This involves filtering the steeping coffee mixture to remove the coffee particles, leaving only the delicious brewed coffee. The cold brew appliances make this bit easy. If you’re using a cafetiere you can risk using the plunger, though it will as usual leave some particles suspended in the brew. We always recommend paper coffee filters for this step, and pouring slowly, regardless of the filter method you have chosen. If you have one, a sieve with extremely fine mesh would be a good idea.
This part of the process may require some trial and error to find the most suitable filtration method to suit your tastes. Those who like heavy-bodied coffee, for example cafetieres or espressos, will usually prefer metal-filtered cold brew. Those who look for a light-bodied or clean coffee, for example drip coffee / V60 / Chemex / batch brew, will usually enjoy a paper-filtered cold brew. If you normally use an AeroPress, try filtering your cold brew with your usual AeroPress assembly, but without too much pressure by pouring gently and allowing it to flow through of its own accord, if possible. In some instances, using multiple filtering methods could be the most effective way to ensure you have the perfect coffee.
You should now have your coffee ready to drink. It’s now up to you whether you want to further dilute it with ice/water/milk for example, or even adding it to hot water to enjoy warm. Although cold brew is still associated with a summer drink – enjoyed chilled – adding your cold brewed coffee to hot water means you can get all the benefits from cold brewing and still have it warm, if you’d like.

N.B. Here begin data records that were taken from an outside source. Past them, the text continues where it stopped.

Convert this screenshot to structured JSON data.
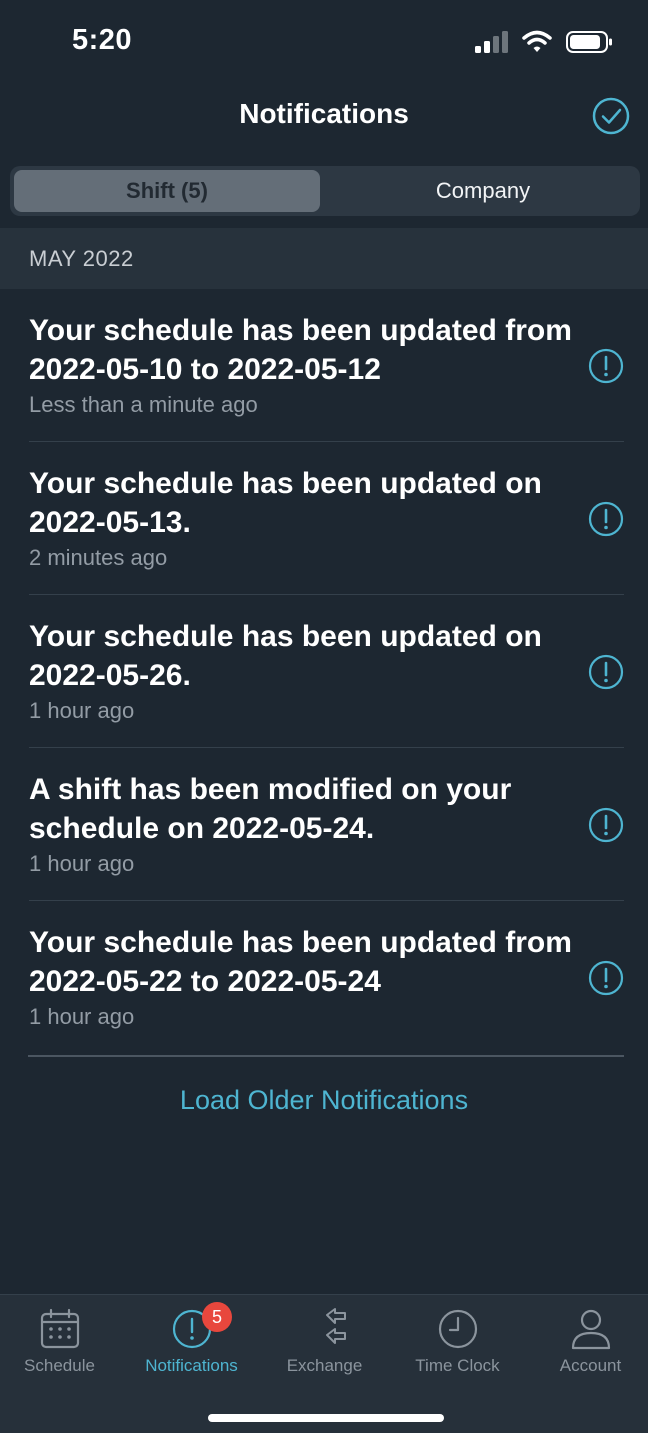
{
  "status_bar": {
    "time": "5:20"
  },
  "header": {
    "title": "Notifications"
  },
  "segments": {
    "shift": "Shift (5)",
    "company": "Company"
  },
  "section": {
    "label": "MAY 2022"
  },
  "notifications": [
    {
      "title": "Your schedule has been updated from 2022-05-10 to 2022-05-12",
      "time": "Less than a minute ago"
    },
    {
      "title": "Your schedule has been updated on 2022-05-13.",
      "time": "2 minutes ago"
    },
    {
      "title": "Your schedule has been updated on 2022-05-26.",
      "time": "1 hour ago"
    },
    {
      "title": "A shift has been modified on your schedule on 2022-05-24.",
      "time": "1 hour ago"
    },
    {
      "title": "Your schedule has been updated from 2022-05-22 to 2022-05-24",
      "time": "1 hour ago"
    }
  ],
  "load_older": "Load Older Notifications",
  "tabs": [
    {
      "label": "Schedule",
      "icon": "calendar-icon"
    },
    {
      "label": "Notifications",
      "icon": "alert-icon",
      "badge": "5"
    },
    {
      "label": "Exchange",
      "icon": "exchange-arrows-icon"
    },
    {
      "label": "Time Clock",
      "icon": "clock-icon"
    },
    {
      "label": "Account",
      "icon": "person-icon"
    }
  ],
  "colors": {
    "accent": "#4eb5d1",
    "background": "#1d2731",
    "badge": "#e8473d"
  }
}
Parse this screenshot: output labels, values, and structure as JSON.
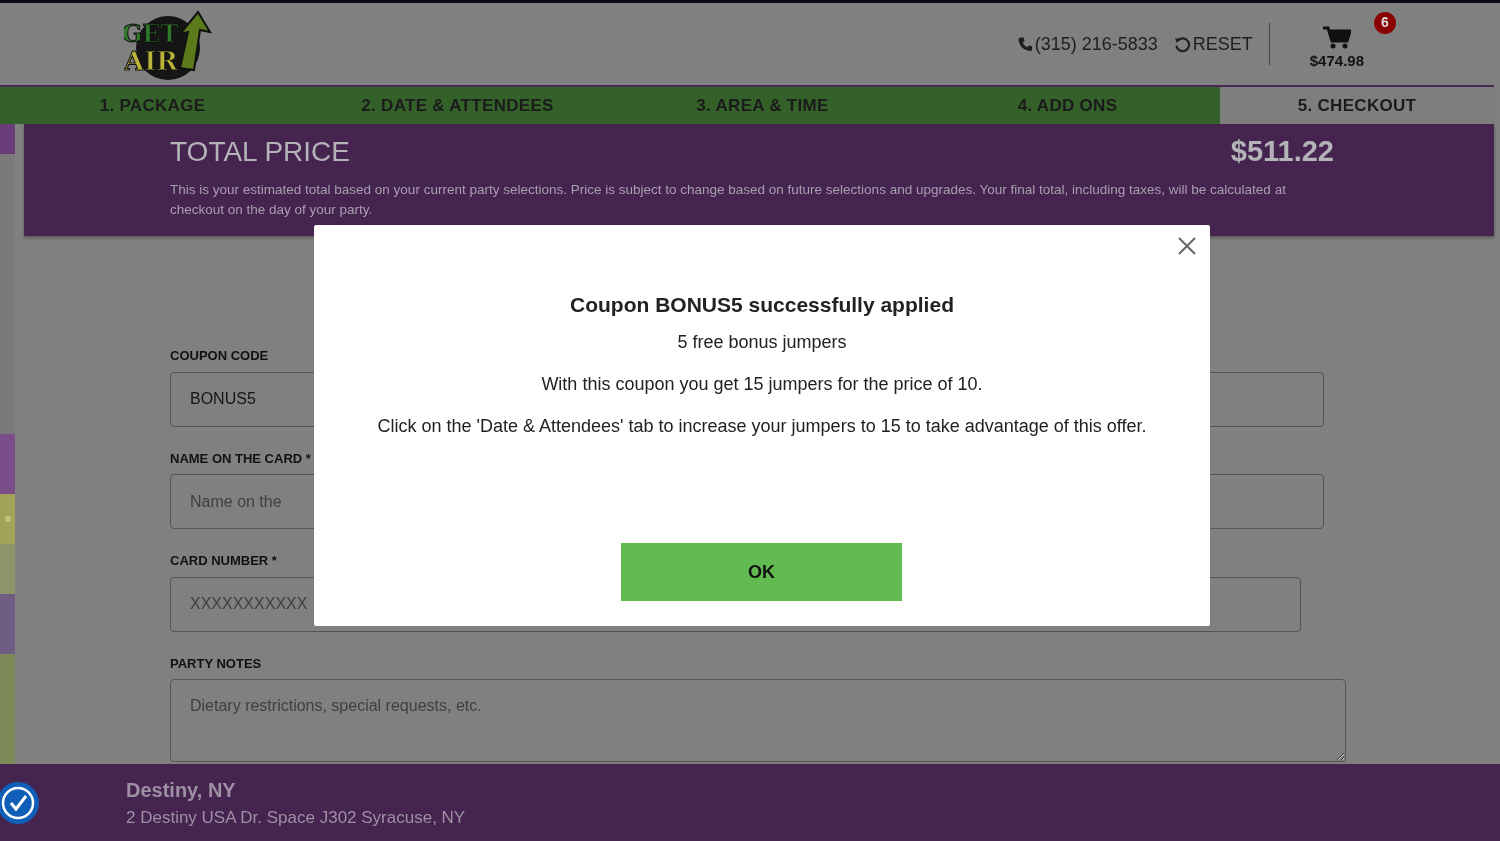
{
  "header": {
    "logo": {
      "top": "GET",
      "bottom": "AIR"
    },
    "phone": "(315) 216-5833",
    "reset": "RESET",
    "cart_count": "6",
    "cart_total": "$474.98"
  },
  "tabs": [
    {
      "label": "1. PACKAGE",
      "selected": false
    },
    {
      "label": "2. DATE & ATTENDEES",
      "selected": false
    },
    {
      "label": "3. AREA & TIME",
      "selected": false
    },
    {
      "label": "4. ADD ONS",
      "selected": false
    },
    {
      "label": "5. CHECKOUT",
      "selected": true
    }
  ],
  "total": {
    "title": "TOTAL PRICE",
    "amount": "$511.22",
    "note": "This is your estimated total based on your current party selections. Price is subject to change based on future selections and upgrades. Your final total, including taxes, will be calculated at checkout on the day of your party."
  },
  "form": [
    {
      "kind": "input",
      "label": "COUPON CODE",
      "value": "BONUS5"
    },
    {
      "kind": "input",
      "label": "NAME ON THE CARD *",
      "placeholder": "Name on the"
    },
    {
      "kind": "input",
      "label": "CARD NUMBER *",
      "placeholder": "XXXXXXXXXXX"
    },
    {
      "kind": "textarea",
      "label": "PARTY NOTES",
      "placeholder": "Dietary restrictions, special requests, etc."
    }
  ],
  "modal": {
    "title": "Coupon BONUS5 successfully applied",
    "subtitle": "5 free bonus jumpers",
    "lines": [
      "With this coupon you get 15 jumpers for the price of 10.",
      "Click on the 'Date & Attendees' tab to increase your jumpers to 15 to take advantage of this offer."
    ],
    "button": "OK"
  },
  "footer": {
    "name": "Destiny, NY",
    "address": "2 Destiny USA Dr. Space J302 Syracuse, NY"
  }
}
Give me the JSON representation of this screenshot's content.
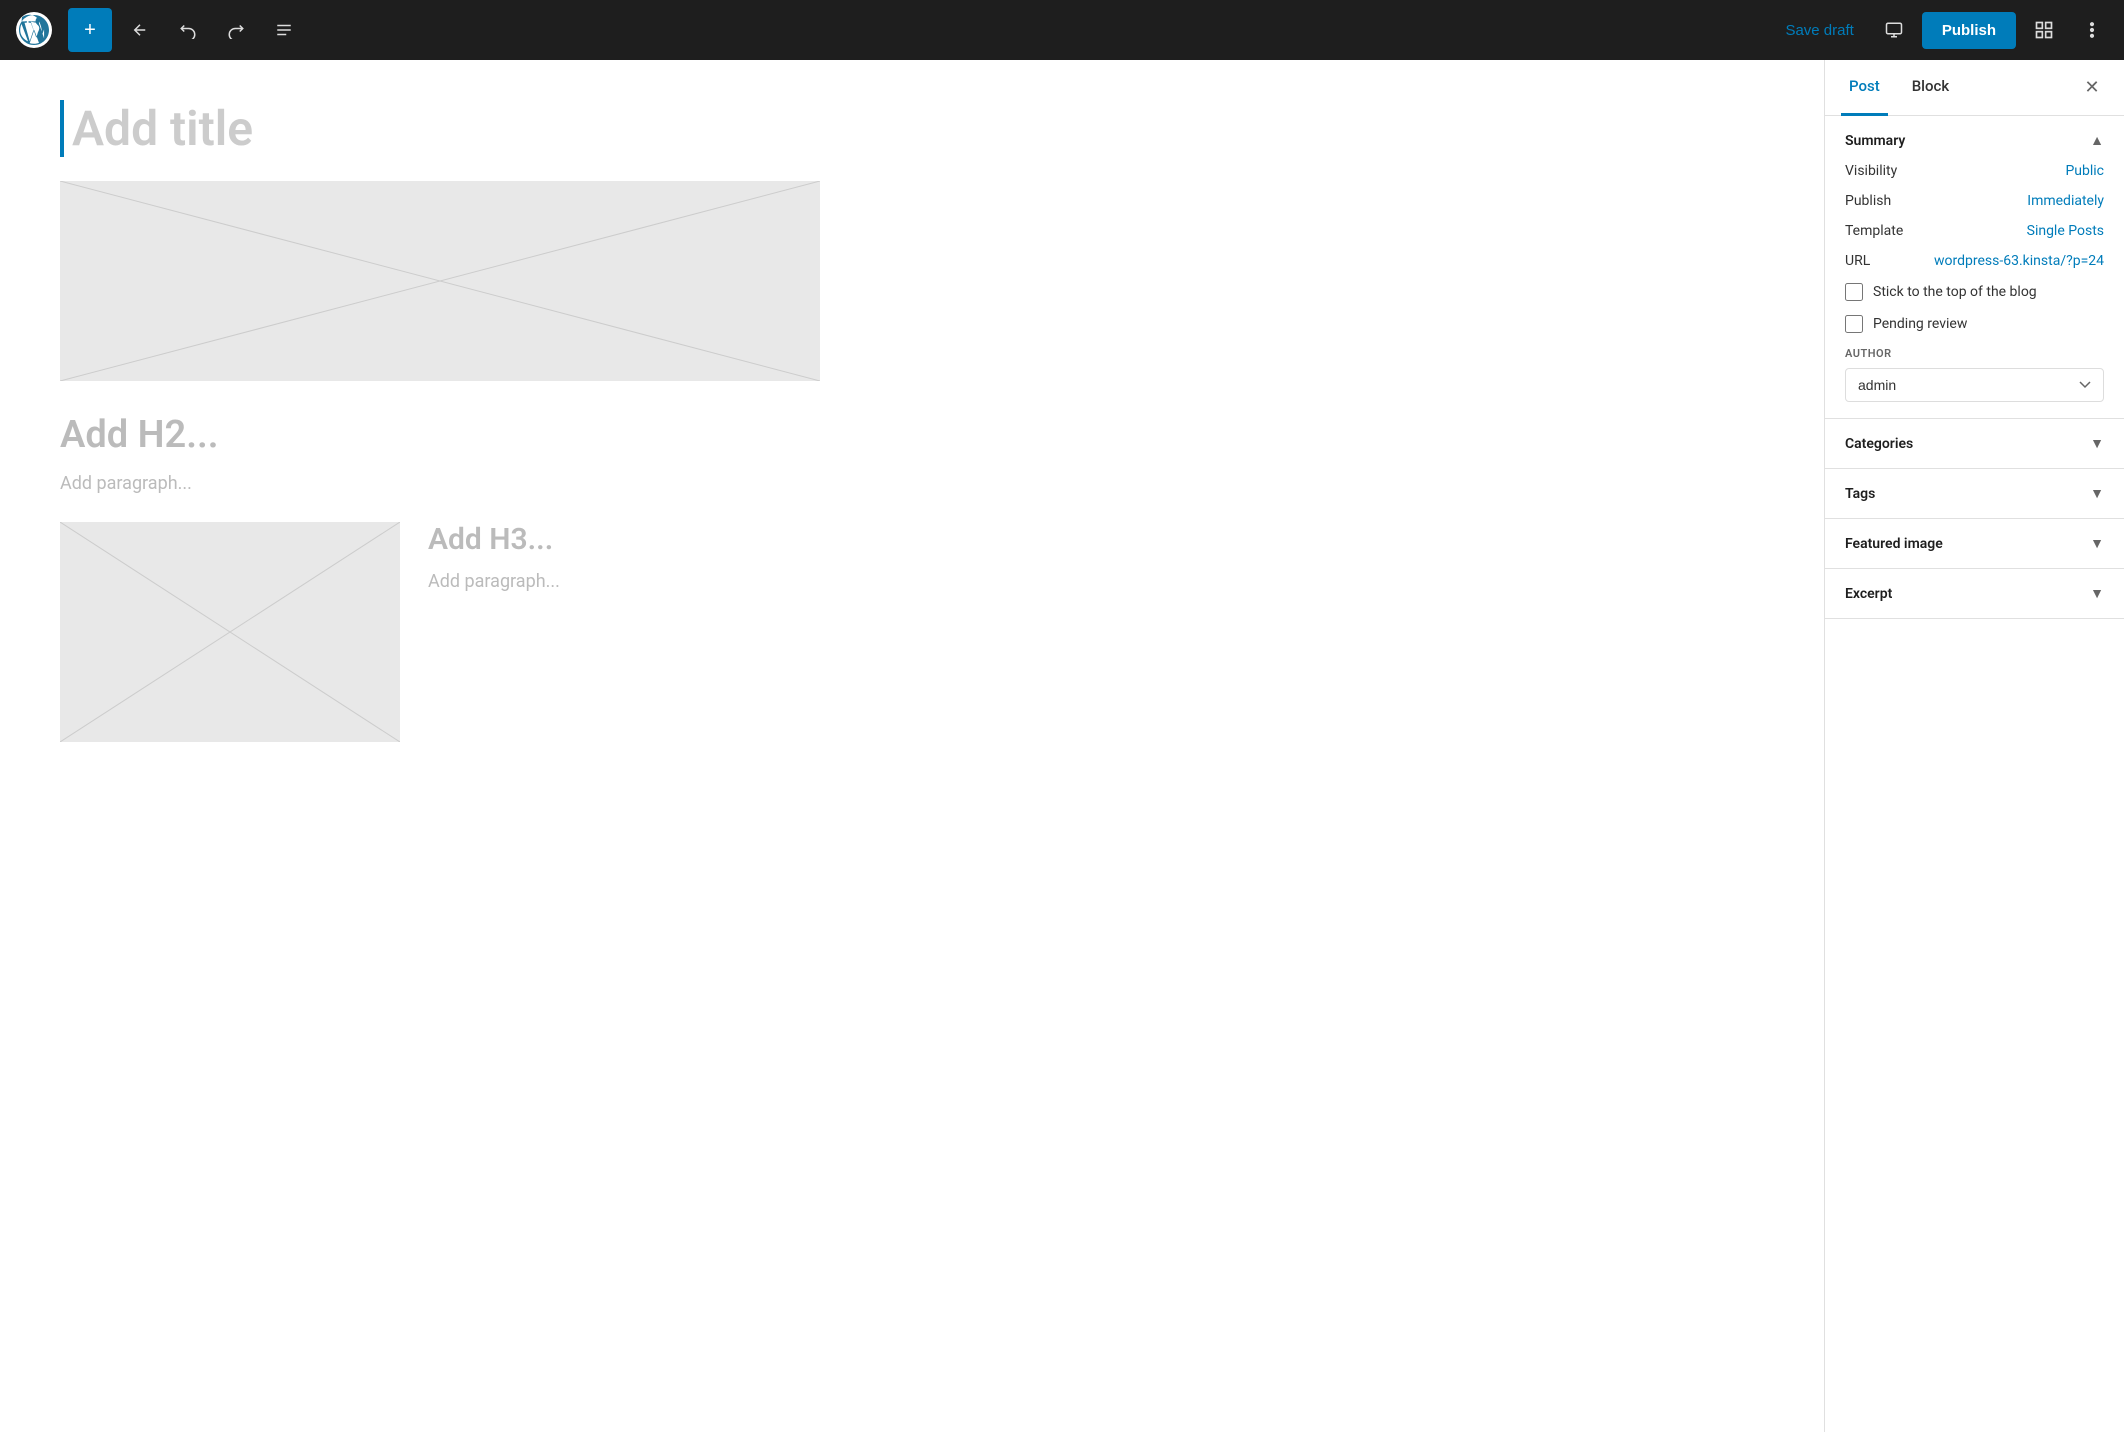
{
  "topbar": {
    "add_label": "+",
    "save_draft_label": "Save draft",
    "publish_label": "Publish"
  },
  "editor": {
    "title_placeholder": "Add title",
    "h2_placeholder": "Add H2...",
    "paragraph_placeholder": "Add paragraph...",
    "h3_placeholder": "Add H3...",
    "paragraph2_placeholder": "Add paragraph..."
  },
  "sidebar": {
    "tab_post": "Post",
    "tab_block": "Block",
    "summary_title": "Summary",
    "visibility_label": "Visibility",
    "visibility_value": "Public",
    "publish_label": "Publish",
    "publish_value": "Immediately",
    "template_label": "Template",
    "template_value": "Single Posts",
    "url_label": "URL",
    "url_value": "wordpress-63.kinsta/?p=24",
    "sticky_label": "Stick to the top of the blog",
    "pending_label": "Pending review",
    "author_label": "AUTHOR",
    "author_value": "admin",
    "categories_label": "Categories",
    "tags_label": "Tags",
    "featured_image_label": "Featured image",
    "excerpt_label": "Excerpt"
  }
}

If you brew a cold brew concentrate for example, you could have coffee brewed to your own standards in a large batch, which would be more portable for example if transporting it. You could simply take a bottle of cold brew concentrate around with you and dilute it to whatever strength you’d like at the office for example, hot or cold. This step is completely preference-based. However, we recommend our recipe above to begin with, and comparing it to the hot brew of the same coffee first of all, provided you track your recipes well enough to do so.
We think the cold brew method is often misunderstood and it is actually an incredibly diverse approach to creating coffee. So here are some recipes to try out that use cold brew in different ways:
Some of our coffees suit cold brew more than others, but almost all will be delicious via cold brew methods. This is due to our conscious choices to both buy only exceptional speciality grade Arabica coffees, and to roast those great coffees lightly to preserve the develop the inherent flavours of the beans. Recommendations are as follows:
If you want a balance of high body but also high levels of complexity, go for our Czar Street blend which currently contains a Peruvian & Colombian coffee.
Hot brewed coffee will always be a popular method due to the speed at which you can enjoy a delicious coffee. However, cold brew coffee is certainly worth exploring for any coffee enthusiast. If you are buying it, it is also an end product, meaning that the coffee company supplying it are in control of the recipe and the consistency of that recipe. This virtue of bottled or canned cold brew makes it incredibly consistent for use in bars with espresso martinis and the like. Our favourite is Artemis Brew‘s range, as they are local to us in Leeds, using great quality ingredients (some are our coffees), great water and a triple-filtered method for clean cold brew.
As they say, “good things come to those who wait” and if you can wait 12-24 hours for your coffee to brew, then you’re in for a treat by trying cold brew out!